Prominent HBP researchers, in an international collaboration with other colleagues, have just published a paper that gives new insights into how certain regions of the brain develop over time. The paper, entitled ‘Microstructural proliferation in human cortex is coupled with the development of face processing', appears in the latest issue of the prestigious journal Science. Interdisciplinary researchers from Stanford University, Hebrew University of Jerusalem, Forschungszentrum Jülich, Heinrich-Heine University and RWTH Aachen University investigated how cortical tissue changes in relation to brain function and behavior from childhood to adulthood. The researchers used both functional and quantitative magnetic resonance imaging in 22 children and 25 adults to examine anatomical changes in regions of the brain involved in the recognition of faces compared to those involved in the recognition of places, and found that development was significantly different between the two regions. Regions selective for facial recognition were dominated by microstructural proliferation, which correlated with increases in selectivity for faces, together with improvements in recognizing faces. Additional investigation using cytoarchitectonic measurements confirmed significant differences in brain tissue properties between regions involved in face or place recognition. The data suggest a new mechanism for the development of brain function and behavior from the proliferation of cortical tissue rather than mere removal of underused axons, i.e. ‘pruning'. The research not only represents a comprehensive way of analyzing the developmental situation (i.e. through modelling as well as functional and anatomical measurements), but also shows an excellent example of transatlantic collaboration.


The full text of the paper is available on the Science website. The paper was also highlighted in an accompanying article on the journal's website.

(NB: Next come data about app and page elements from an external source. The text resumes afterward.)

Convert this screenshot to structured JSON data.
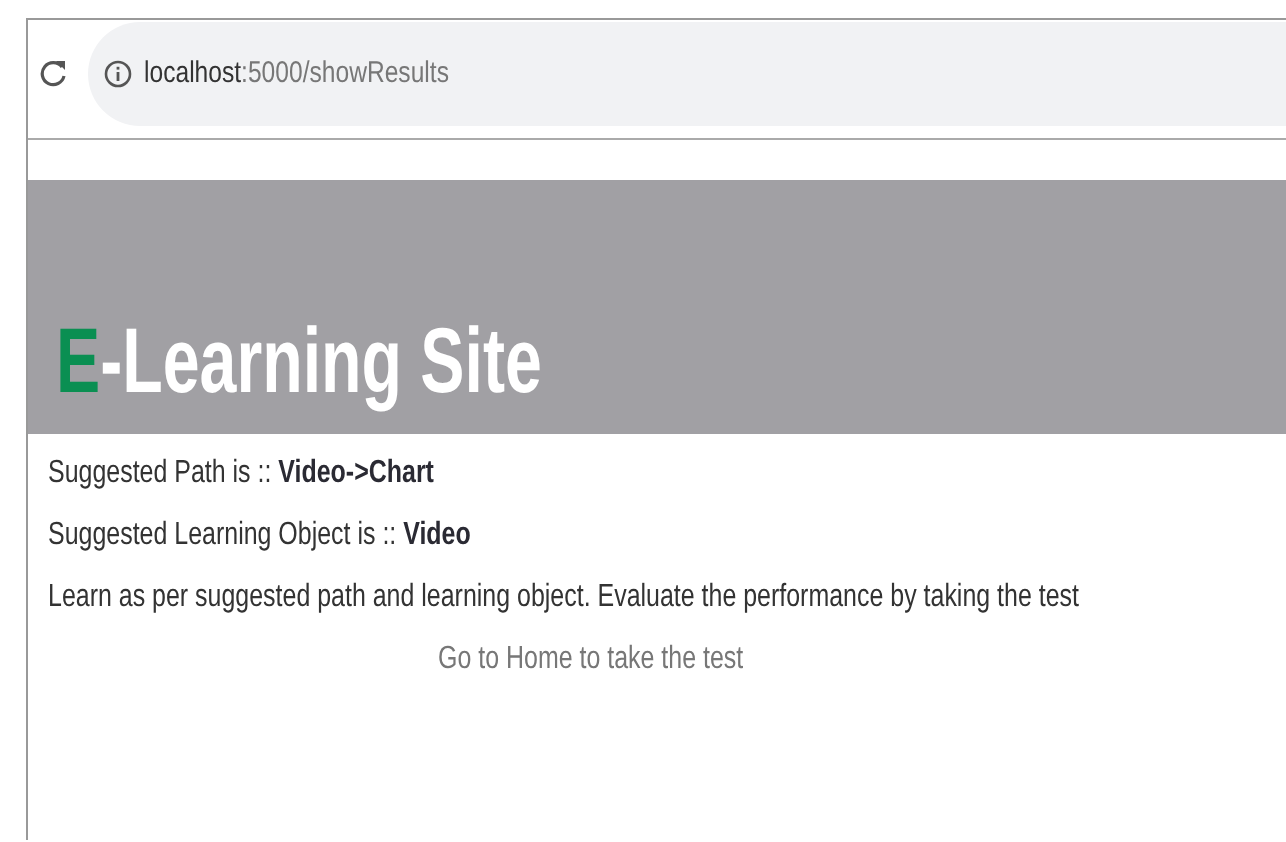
{
  "browser": {
    "host": "localhost",
    "path": ":5000/showResults"
  },
  "header": {
    "accent": "E",
    "rest": "-Learning Site"
  },
  "lines": [
    "Suggested Path is :: **Video->Chart**",
    "Suggested Learning Object is :: **Video**",
    "Learn as per suggested path and learning object. Evaluate the performance by taking the test"
  ],
  "link": "Go to Home to take the test"
}
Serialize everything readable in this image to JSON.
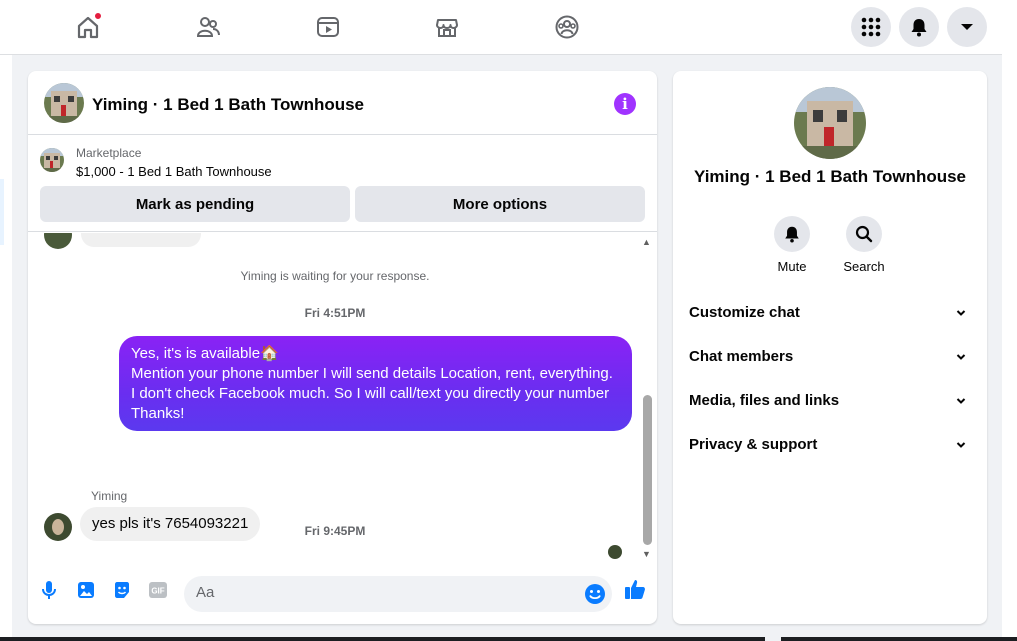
{
  "nav": {
    "icons": [
      "home-icon",
      "friends-icon",
      "watch-icon",
      "marketplace-icon",
      "groups-icon"
    ],
    "right_icons": [
      "menu-grid-icon",
      "notifications-bell-icon",
      "account-caret-icon"
    ],
    "home_has_notification": true
  },
  "chat": {
    "title": "Yiming · 1 Bed 1 Bath Townhouse",
    "marketplace": {
      "label": "Marketplace",
      "item": "$1,000 - 1 Bed 1 Bath Townhouse",
      "mark_pending": "Mark as pending",
      "more_options": "More options"
    },
    "system_note": "Yiming is waiting for your response.",
    "time_1": "Fri 4:51PM",
    "outgoing_message": {
      "line1": "Yes, it's is available🏠",
      "line2": "Mention your phone number I will send details Location, rent, everything.",
      "line3": "I don't check Facebook much. So I will call/text you directly your number",
      "line4": "Thanks!"
    },
    "time_2": "Fri 9:45PM",
    "sender": "Yiming",
    "incoming_message": "yes pls it's 7654093221",
    "composer": {
      "placeholder": "Aa",
      "icons": [
        "microphone-icon",
        "photo-icon",
        "sticker-icon",
        "gif-icon",
        "emoji-icon",
        "thumbs-up-icon"
      ]
    }
  },
  "side": {
    "name": "Yiming · 1 Bed 1 Bath Townhouse",
    "actions": [
      {
        "label": "Mute",
        "icon": "bell-icon"
      },
      {
        "label": "Search",
        "icon": "search-icon"
      }
    ],
    "sections": [
      {
        "label": "Customize chat"
      },
      {
        "label": "Chat members"
      },
      {
        "label": "Media, files and links"
      },
      {
        "label": "Privacy & support"
      }
    ]
  },
  "colors": {
    "accent": "#a033ff",
    "bubble_top": "#8a22f5",
    "bubble_bottom": "#5b39ef",
    "composer_icon": "#0a7cff"
  }
}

What People are Saying

  • Collaborate, collaborate, collaborate. This is our opportunity.

    Prof. Karlheinz Meier, University of Heidelberg,
    Co-leader of the Neuromorphic Computing Subproject

  • The Human Brain is the most complex system that we know of. We would like to develop some kind of ‘google' brain where we can zoom in and out, see it from different perspectives and understand how brain structure and function is related. The ultimate aim of the Human Brain Project is to understand the human brain. This is only possible when we understand the structural organization of the human brain.

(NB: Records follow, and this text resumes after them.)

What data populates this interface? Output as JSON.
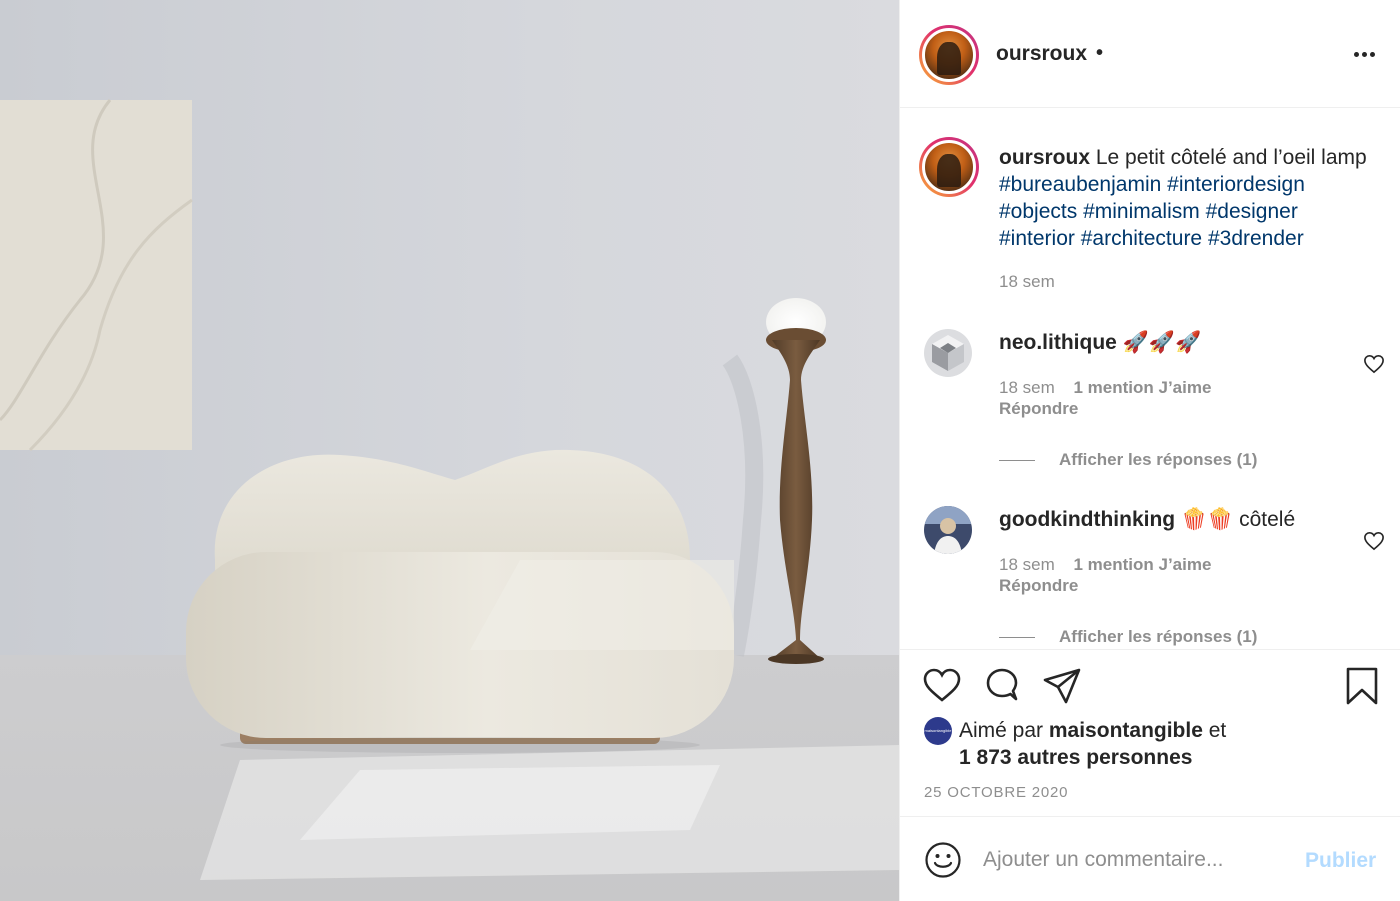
{
  "post": {
    "author": "oursroux",
    "header_dot": "•",
    "more_icon": "more-horizontal-icon",
    "image_alt": "Le petit côtelé and l'oeil lamp render"
  },
  "caption": {
    "user": "oursroux",
    "text": "Le petit côtelé and l’oeil lamp",
    "hashtags_line1": [
      "#bureaubenjamin",
      "#interiordesign"
    ],
    "hashtags_line2": [
      "#objects",
      "#minimalism",
      "#designer"
    ],
    "hashtags_line3": [
      "#interior",
      "#architecture",
      "#3drender"
    ],
    "time": "18 sem"
  },
  "comments": [
    {
      "user": "neo.lithique",
      "text": "🚀🚀🚀",
      "time": "18 sem",
      "likes": "1 mention J’aime",
      "reply": "Répondre",
      "view_replies": "Afficher les réponses (1)"
    },
    {
      "user": "goodkindthinking",
      "text": "🍿🍿 côtelé",
      "time": "18 sem",
      "likes": "1 mention J’aime",
      "reply": "Répondre",
      "view_replies": "Afficher les réponses (1)"
    }
  ],
  "actions": {
    "icons": [
      "heart-icon",
      "comment-icon",
      "share-icon",
      "bookmark-icon"
    ],
    "liked_prefix": "Aimé par",
    "liked_user": "maisontangible",
    "liked_suffix": "et",
    "liked_others": "1 873 autres personnes",
    "liked_avatar_text": "maisontangible",
    "date": "25 OCTOBRE 2020"
  },
  "add_comment": {
    "placeholder": "Ajouter un commentaire...",
    "publish": "Publier"
  },
  "colors": {
    "hashtag": "#00376b",
    "secondary_text": "#8e8e8e",
    "publish_disabled": "#b3dbff"
  }
}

    Prof. Katrin Amunts, Institute of Neuroscience and Medicine,
    Forschungszentrum Jülich

  • The Human Brain Project will become a major driver of ICT in Europe.

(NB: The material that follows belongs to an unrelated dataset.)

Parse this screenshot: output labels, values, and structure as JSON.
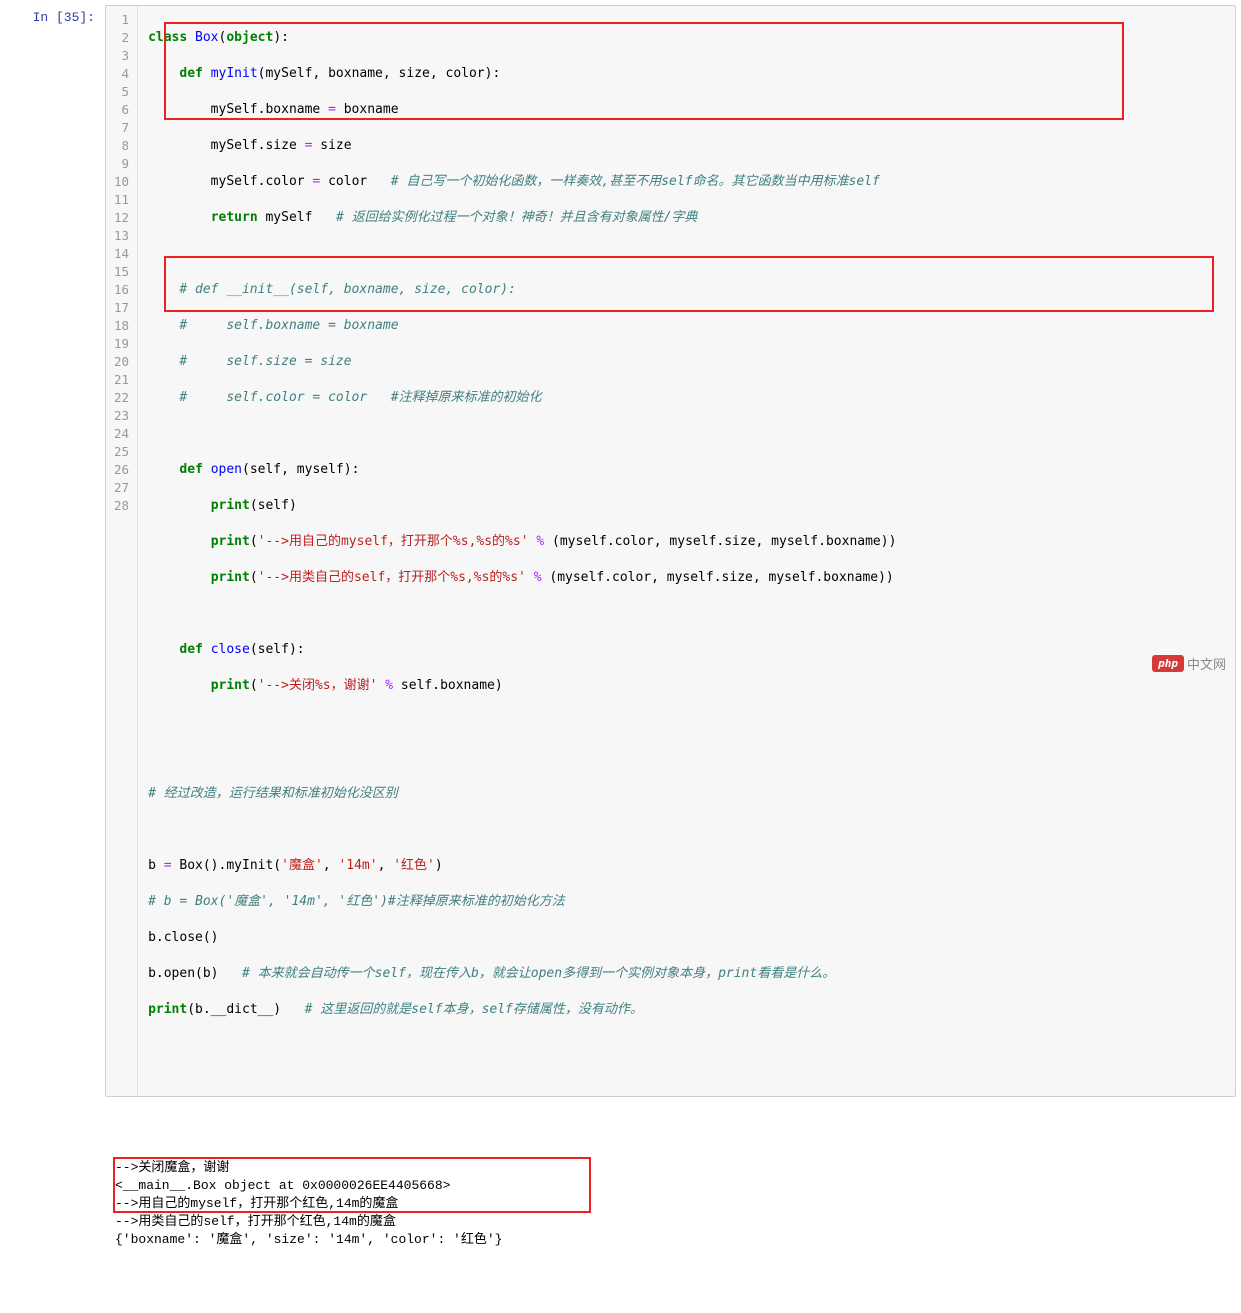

    Prof. Thomas Lippert, Institute for Advanced Simulation, Jülich Supercomputing Centre,
    leader of the High Peformance Computing subproject